The previous versions of Saskatchewan’s Canadian employment laws were found separate from each other across different employment related pieces. As of April 29, 2014, the government of Saskatchewan announced a new Employment Standards Agreement to tie all those pieces together.
If you are an American or Foreign employer paying Canadian employees please take note that Canadian labour standards in Saskatchewan have changed:
1. Minimum Wage Changes

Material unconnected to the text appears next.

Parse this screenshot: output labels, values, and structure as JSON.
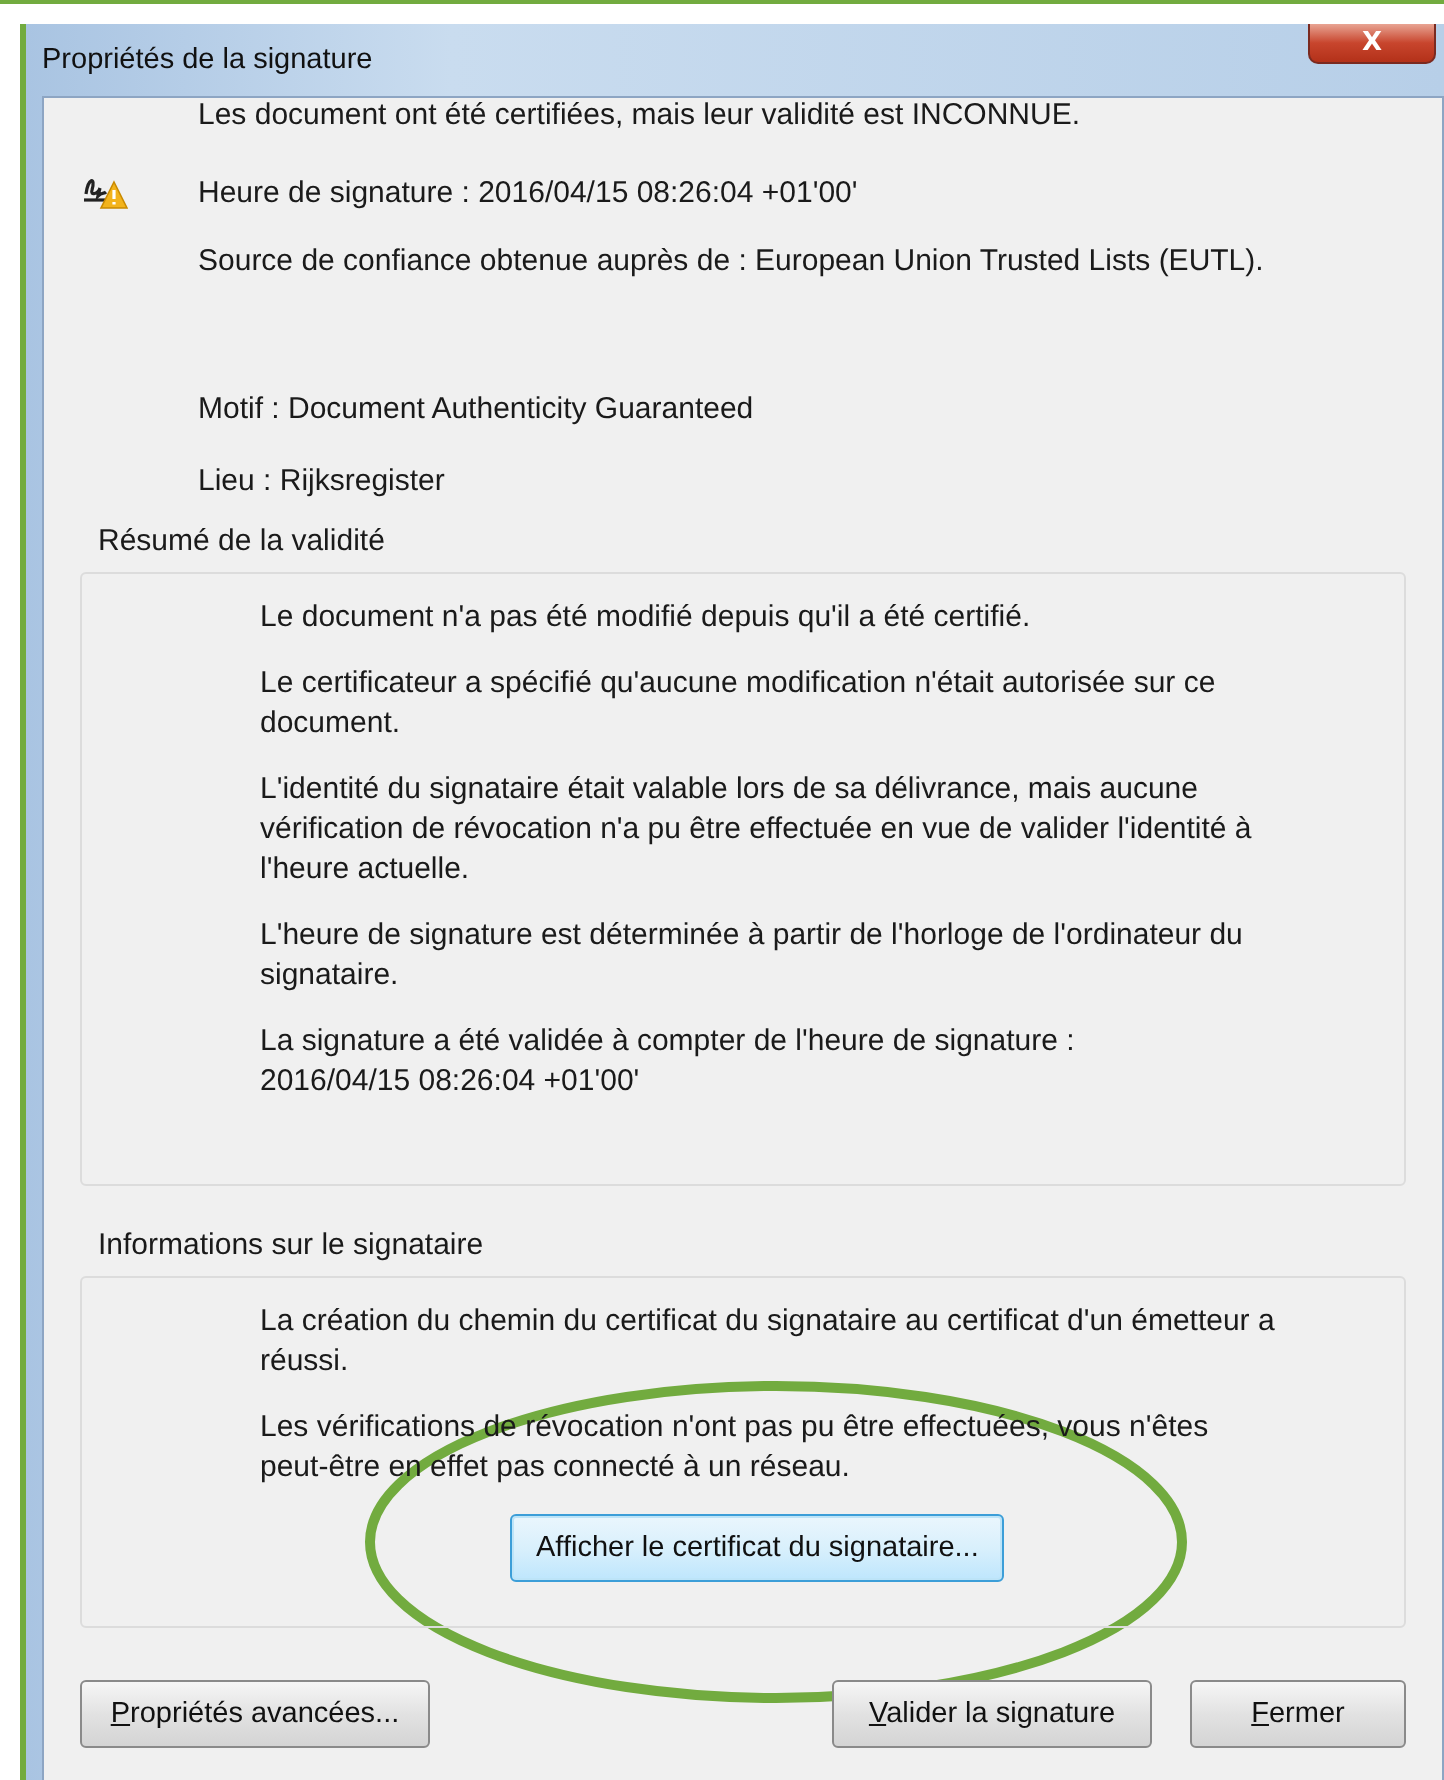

The current minimum wage in Saskatchewan is $10.00 per hour with an increase of twenty cents taking effect on October 1, 2014. Saskatchewan’s ESA sets out that any changes to the minimum wage will now be announced on June 30 of each year and any changes will take effect on October 1 of each year. Furthermore the minimum wage in Saskatchewan will now be indexed to the consumer price index.
2. Hours of Work and Overtime

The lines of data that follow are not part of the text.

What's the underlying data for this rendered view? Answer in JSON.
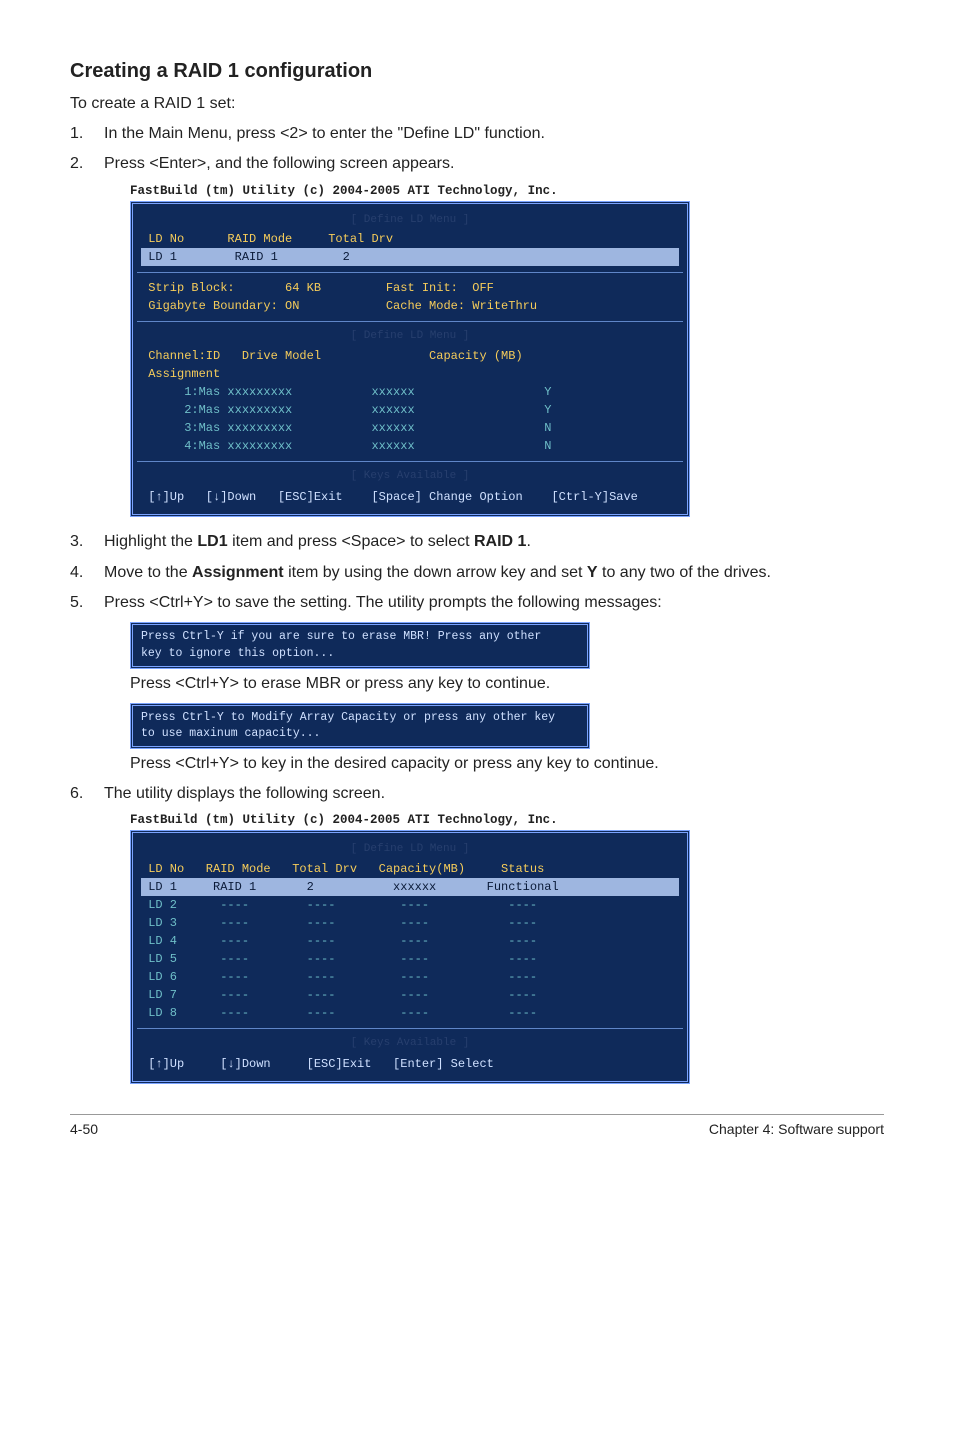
{
  "heading": "Creating a RAID 1 configuration",
  "intro": "To create a RAID 1 set:",
  "steps": {
    "s1": {
      "num": "1.",
      "text": "In the Main Menu, press <2> to enter the \"Define LD\" function."
    },
    "s2": {
      "num": "2.",
      "text": "Press <Enter>, and the following screen appears."
    },
    "s3": {
      "num": "3.",
      "text_a": "Highlight the ",
      "bold_a": "LD1",
      "text_b": " item and press <Space> to select ",
      "bold_b": "RAID 1",
      "text_c": "."
    },
    "s4": {
      "num": "4.",
      "text_a": "Move to the ",
      "bold_a": "Assignment",
      "text_b": " item by using the down arrow key and set ",
      "bold_b": "Y",
      "text_c": " to any two of the drives."
    },
    "s5": {
      "num": "5.",
      "text": "Press <Ctrl+Y> to save the setting. The utility prompts the following messages:"
    },
    "after_msg1": "Press <Ctrl+Y> to erase MBR or press any key to continue.",
    "after_msg2": "Press <Ctrl+Y> to key in the desired capacity or press any key to continue.",
    "s6": {
      "num": "6.",
      "text": "The utility displays the following screen."
    }
  },
  "bios1": {
    "title": "FastBuild (tm) Utility (c) 2004-2005 ATI Technology, Inc.",
    "label1": "[ Define LD Menu ]",
    "hdr1": " LD No      RAID Mode     Total Drv",
    "row1": " LD 1        RAID 1         2",
    "opt1": " Strip Block:       64 KB         Fast Init:  OFF",
    "opt2": " Gigabyte Boundary: ON            Cache Mode: WriteThru",
    "label2": "[ Define LD Menu ]",
    "hdr2": " Channel:ID   Drive Model               Capacity (MB)",
    "hdr2b": " Assignment",
    "d1": "      1:Mas xxxxxxxxx           xxxxxx                  Y",
    "d2": "      2:Mas xxxxxxxxx           xxxxxx                  Y",
    "d3": "      3:Mas xxxxxxxxx           xxxxxx                  N",
    "d4": "      4:Mas xxxxxxxxx           xxxxxx                  N",
    "label3": "[ Keys Available ]",
    "keys": " [↑]Up   [↓]Down   [ESC]Exit    [Space] Change Option    [Ctrl-Y]Save"
  },
  "msg1": {
    "l1": "Press Ctrl-Y if you are sure to erase MBR! Press any other",
    "l2": "key to ignore this option..."
  },
  "msg2": {
    "l1": "Press Ctrl-Y to Modify Array Capacity or press any other key",
    "l2": "to use maxinum capacity..."
  },
  "bios2": {
    "title": "FastBuild (tm) Utility (c) 2004-2005 ATI Technology, Inc.",
    "label1": "[ Define LD Menu ]",
    "hdr": " LD No   RAID Mode   Total Drv   Capacity(MB)     Status",
    "row1": " LD 1     RAID 1       2           xxxxxx       Functional",
    "r2": " LD 2      ----        ----         ----           ----",
    "r3": " LD 3      ----        ----         ----           ----",
    "r4": " LD 4      ----        ----         ----           ----",
    "r5": " LD 5      ----        ----         ----           ----",
    "r6": " LD 6      ----        ----         ----           ----",
    "r7": " LD 7      ----        ----         ----           ----",
    "r8": " LD 8      ----        ----         ----           ----",
    "label2": "[ Keys Available ]",
    "keys": " [↑]Up     [↓]Down     [ESC]Exit   [Enter] Select"
  },
  "footer": {
    "left": "4-50",
    "right": "Chapter 4: Software support"
  }
}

The ESA now allows employers to schedule their Canadian employees for either four 10 hour workdays or five 8 hour workdays. Employers and employees can also choose to average an employees work hours over 1, 2, 3 or 4 week schedules without a work permit. Overtime pay can now be banked by employees.
3. Leaves of Absence
Service requirements for Maternity, Parental and Adoption leaves are reduced from 20 weeks to 13 weeks.
New Leaves in the ESA include: Organ Donation Leave, Critically Ill Child Care Leave, Crime Related Child Death or Disappearance Leave and Citizenship Ceremony Leave.
Workers in Saskatchewan with more than 13 weeks of continuous employment are now entitled to notice or pay in lieu upon termination of their employment.
Hiring workers in another country is great for expanding business but risky for Employment Standards Act violation liability. Staying on top of new regulations in the Canadian workforce is difficult. Gaining the services of an Employer of Record service provider (similar to a PEO) like The Payroll Edge allows U.S. and foreign companies the freedom of expansion without the compliance and potential for violating Canadian employment law.